::: MATERIAL SHOWN :::

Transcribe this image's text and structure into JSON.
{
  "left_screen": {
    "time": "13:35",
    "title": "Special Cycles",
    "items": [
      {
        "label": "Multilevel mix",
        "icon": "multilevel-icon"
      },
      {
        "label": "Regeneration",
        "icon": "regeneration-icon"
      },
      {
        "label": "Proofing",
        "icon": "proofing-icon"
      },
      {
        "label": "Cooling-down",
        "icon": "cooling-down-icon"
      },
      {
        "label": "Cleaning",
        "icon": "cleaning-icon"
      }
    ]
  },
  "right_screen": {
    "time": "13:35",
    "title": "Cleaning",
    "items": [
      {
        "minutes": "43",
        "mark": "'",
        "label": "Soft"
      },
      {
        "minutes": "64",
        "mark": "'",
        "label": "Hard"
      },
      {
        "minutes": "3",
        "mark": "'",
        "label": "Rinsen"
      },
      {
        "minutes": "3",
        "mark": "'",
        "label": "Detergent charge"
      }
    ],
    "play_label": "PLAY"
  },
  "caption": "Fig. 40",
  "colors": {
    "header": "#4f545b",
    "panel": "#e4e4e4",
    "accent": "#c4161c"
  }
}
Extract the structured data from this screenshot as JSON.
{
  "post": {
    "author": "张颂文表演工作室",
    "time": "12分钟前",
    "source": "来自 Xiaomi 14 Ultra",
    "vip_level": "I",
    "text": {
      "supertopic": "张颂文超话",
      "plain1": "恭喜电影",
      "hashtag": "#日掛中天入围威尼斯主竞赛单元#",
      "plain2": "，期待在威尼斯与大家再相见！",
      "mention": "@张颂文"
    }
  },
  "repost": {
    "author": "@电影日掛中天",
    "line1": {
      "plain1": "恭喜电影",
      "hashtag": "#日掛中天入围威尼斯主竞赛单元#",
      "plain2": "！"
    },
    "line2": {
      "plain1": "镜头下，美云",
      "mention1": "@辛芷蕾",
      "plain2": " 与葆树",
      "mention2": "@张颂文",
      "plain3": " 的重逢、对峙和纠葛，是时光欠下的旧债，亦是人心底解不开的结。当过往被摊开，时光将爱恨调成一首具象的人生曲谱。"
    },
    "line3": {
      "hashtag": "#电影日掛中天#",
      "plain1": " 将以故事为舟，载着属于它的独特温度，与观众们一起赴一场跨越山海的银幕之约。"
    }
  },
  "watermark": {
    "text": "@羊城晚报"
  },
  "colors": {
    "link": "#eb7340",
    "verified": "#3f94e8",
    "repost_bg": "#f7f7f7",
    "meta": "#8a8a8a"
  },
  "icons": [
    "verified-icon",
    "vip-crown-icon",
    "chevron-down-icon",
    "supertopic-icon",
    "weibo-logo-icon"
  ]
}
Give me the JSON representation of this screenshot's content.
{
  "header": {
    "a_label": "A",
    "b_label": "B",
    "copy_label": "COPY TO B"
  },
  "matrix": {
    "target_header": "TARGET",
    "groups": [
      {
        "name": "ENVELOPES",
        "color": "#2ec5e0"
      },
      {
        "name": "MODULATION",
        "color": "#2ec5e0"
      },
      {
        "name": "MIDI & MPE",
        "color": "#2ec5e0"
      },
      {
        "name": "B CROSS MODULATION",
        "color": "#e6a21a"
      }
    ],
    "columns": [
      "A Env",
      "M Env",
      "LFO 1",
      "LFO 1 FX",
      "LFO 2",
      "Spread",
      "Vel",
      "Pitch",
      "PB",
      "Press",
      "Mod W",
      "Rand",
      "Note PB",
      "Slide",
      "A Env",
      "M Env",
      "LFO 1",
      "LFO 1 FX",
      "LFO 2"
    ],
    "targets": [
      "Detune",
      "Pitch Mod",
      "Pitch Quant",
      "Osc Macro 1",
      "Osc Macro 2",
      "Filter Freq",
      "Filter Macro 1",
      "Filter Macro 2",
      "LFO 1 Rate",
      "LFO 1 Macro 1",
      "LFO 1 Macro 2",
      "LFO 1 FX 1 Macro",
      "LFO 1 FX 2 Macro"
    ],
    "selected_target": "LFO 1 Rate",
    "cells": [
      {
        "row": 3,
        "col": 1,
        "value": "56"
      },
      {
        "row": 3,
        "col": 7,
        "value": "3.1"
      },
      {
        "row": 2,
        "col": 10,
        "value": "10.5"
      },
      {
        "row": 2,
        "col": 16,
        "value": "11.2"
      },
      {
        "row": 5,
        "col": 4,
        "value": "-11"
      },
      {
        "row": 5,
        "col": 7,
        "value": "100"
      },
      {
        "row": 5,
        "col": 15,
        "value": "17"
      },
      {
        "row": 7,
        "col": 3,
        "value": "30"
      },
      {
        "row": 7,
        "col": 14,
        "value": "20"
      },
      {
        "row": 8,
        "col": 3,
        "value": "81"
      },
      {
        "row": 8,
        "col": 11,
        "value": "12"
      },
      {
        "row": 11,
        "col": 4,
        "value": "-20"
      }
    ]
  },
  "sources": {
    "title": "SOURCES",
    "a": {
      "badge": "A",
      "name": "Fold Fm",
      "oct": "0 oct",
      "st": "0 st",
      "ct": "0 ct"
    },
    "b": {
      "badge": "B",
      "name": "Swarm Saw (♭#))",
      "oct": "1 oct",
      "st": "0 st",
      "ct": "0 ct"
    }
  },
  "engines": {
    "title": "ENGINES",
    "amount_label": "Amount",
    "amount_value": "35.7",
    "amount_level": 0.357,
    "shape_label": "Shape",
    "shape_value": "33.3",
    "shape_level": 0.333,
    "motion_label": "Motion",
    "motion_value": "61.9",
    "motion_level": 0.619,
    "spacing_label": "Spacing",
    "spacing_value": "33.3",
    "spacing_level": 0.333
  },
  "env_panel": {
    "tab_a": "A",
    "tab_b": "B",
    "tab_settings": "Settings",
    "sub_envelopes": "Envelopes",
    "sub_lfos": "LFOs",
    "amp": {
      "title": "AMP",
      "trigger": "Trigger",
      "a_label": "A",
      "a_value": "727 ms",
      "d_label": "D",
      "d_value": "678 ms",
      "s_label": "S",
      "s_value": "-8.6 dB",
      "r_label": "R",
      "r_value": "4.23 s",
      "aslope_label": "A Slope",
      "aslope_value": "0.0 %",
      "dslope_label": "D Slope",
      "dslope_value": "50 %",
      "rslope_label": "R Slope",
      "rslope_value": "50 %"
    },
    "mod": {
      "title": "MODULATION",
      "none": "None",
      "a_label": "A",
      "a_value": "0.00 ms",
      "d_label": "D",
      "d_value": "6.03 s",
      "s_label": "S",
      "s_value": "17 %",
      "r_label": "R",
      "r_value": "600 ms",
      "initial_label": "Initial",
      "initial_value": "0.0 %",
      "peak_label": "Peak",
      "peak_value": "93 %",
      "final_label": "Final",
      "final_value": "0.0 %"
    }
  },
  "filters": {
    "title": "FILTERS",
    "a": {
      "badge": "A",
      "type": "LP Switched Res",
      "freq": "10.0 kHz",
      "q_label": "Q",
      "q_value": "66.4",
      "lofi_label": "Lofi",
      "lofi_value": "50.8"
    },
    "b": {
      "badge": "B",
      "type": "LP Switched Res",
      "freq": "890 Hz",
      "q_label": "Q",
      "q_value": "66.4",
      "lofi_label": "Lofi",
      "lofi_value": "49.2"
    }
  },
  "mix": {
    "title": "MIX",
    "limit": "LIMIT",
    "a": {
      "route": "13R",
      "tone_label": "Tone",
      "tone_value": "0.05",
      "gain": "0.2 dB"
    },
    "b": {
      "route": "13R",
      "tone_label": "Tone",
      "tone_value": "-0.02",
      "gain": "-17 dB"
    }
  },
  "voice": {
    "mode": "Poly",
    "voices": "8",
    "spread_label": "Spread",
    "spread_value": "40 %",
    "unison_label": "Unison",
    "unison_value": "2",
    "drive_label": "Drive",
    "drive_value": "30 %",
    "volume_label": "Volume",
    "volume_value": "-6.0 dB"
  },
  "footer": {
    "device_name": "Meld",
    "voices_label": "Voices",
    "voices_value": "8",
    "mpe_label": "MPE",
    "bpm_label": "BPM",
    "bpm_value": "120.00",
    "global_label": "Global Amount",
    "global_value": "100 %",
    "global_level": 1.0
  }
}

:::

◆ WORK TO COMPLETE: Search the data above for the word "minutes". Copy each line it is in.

◆ RESULT OF THIS EXERCISE:
        "minutes": "43",
        "minutes": "64",
        "minutes": "3",
        "minutes": "3",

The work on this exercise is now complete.